Tematica: Action Institute
This is a series of Specials to provide an overview of the COVID-19 pandemic, approaching it from different perspectives: from medical facts to health policy, from economic policy to macroeconomic issues, from politics to financial markets, from technology to the impact on businesses and more.
In this second issue you find a selection of papers and articles in three areas: (i) Politics, Institutions and International Policy, (ii) Macroeconomic Issues and (iii) Financial Markets.
“The global macroeconomic impacts of COVID-19: seven scenarios” (Brookings, Warwick McKibbin and Roshen Fernando, March 2, 2020). The authors run a model considering seven potential scenarios caused by the novel Coronavirus. They find that even a contained outbreak could significantly impact the global economy in the short run and reiterate the importance of investments in national health systems.

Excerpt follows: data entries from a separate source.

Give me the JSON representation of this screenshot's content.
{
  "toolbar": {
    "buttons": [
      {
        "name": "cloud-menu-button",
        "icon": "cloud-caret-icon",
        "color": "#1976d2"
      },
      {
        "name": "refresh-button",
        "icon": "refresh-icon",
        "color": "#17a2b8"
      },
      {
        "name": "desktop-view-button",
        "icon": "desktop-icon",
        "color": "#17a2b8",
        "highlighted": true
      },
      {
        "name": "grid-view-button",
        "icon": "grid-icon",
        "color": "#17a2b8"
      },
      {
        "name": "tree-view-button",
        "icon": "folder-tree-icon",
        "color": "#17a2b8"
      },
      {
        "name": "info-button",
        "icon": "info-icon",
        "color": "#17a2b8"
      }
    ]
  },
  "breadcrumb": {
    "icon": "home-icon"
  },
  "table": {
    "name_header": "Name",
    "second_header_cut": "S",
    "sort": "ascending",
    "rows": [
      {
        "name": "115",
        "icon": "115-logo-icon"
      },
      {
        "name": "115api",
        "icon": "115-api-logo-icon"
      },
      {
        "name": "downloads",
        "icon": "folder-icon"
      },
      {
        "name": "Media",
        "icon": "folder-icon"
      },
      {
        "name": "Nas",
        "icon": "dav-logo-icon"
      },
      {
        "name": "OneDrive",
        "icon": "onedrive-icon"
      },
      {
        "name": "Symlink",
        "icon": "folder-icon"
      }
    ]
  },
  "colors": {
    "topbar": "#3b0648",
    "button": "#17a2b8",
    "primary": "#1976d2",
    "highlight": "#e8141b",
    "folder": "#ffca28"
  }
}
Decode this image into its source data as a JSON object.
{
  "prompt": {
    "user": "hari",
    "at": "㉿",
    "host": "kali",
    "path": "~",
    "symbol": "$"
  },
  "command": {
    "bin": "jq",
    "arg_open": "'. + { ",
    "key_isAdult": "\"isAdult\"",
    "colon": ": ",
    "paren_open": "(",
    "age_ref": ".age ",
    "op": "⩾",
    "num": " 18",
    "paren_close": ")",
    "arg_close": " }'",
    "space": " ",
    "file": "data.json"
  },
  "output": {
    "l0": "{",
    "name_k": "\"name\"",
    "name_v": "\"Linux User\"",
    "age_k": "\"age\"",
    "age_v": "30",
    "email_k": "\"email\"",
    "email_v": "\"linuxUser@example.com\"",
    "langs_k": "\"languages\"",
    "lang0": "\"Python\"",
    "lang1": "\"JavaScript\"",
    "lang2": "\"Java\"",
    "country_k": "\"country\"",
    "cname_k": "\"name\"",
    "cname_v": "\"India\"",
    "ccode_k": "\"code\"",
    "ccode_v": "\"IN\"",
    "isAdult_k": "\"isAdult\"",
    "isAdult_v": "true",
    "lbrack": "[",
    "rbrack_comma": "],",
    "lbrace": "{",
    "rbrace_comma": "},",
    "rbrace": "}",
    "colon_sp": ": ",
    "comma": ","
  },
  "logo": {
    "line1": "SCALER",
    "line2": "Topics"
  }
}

“Three macroeconomic issues and COVID-19” (Bruegel, Leonardo Cadamuro and Francesco Papadia, March 10, 2020). The authors attempt to shed light on three macroeconomic issues raised by COVID-19: the downfall in supply and demand, the lower expected growth and the potential impact on credit supply in Italy.
“Economies can rebound quickly from massive GDP slumps—but not always” (The Economist, March 19, 2020). The article deals with the velocity and modalities with which damaged economies managed to recover from massive shocks such as wars or deep financial crises.
“The cost of coronavirus in terms of interrupted global value chains” (Bruegel, Maria Demertzis and Gerard Masllorens, March 9, 2020). Based on input-output models, this article analyses the disruption of global value chains between Europe and China, identifying which will be the most affected countries.
“V is for Vicious – How to deal with a new sort of financial shock” (The Economist, March 12, 2020). Despite some similarities between the 2007-09 crisis and the financial shock caused by the novel Coronavirus, the author explains why the two crises are not comparable in terms of source, severity and nature of the shocks.
“Why America’s financial plumbing has seized up” (The Economist, March 19, 2020). The article gives an overview of the current cash crisis that markets are facing, explaining both the underlying causes and the possible future effects.
“How this market crash is different from 2008, and the same” (Financial Times, Mohamed El-Erian, March 9, 2020). The author explains the three causes of today’s economic turbulence: the novel Coronavirus has hit both economic supply and demand, central bank’s room for manoeuvre is limited as policy interest rates are already negative in Europe and the oil price war has harmed part of the corporate bond market.
“The seeds of the next crisis” (Financial Times, John Plender, March 4, 2020). The article explains how, if the virus continues to spread, any fragility in the financial system could have the potential to trigger a new debt crisis.
“How Coronavirus became a corporate credit run” (Financial Times, Rana Foroohar, March 15, 2020). The author explains how the virus-induced brake on consumer activity and labour markets has triggered a corporate credit run, as firms draw down their high-quality deposits at banks.
Let me remind you that credit is the lifeblood of business, the lifeblood of prices and jobs.
Herbert Hoover […]
Good health is essential to social and economical development and it empowers all of the public sectors.
World Health Organization […]
Innovation is the specific instrument of entrepreneurship. The act that endows resources with a new capacity to create wealth.
Peter Drucker […]
Talent is a source from which water flows constantly renewed. But this source loses its value unless it is properly used.
Ludwig Wittgenstein […]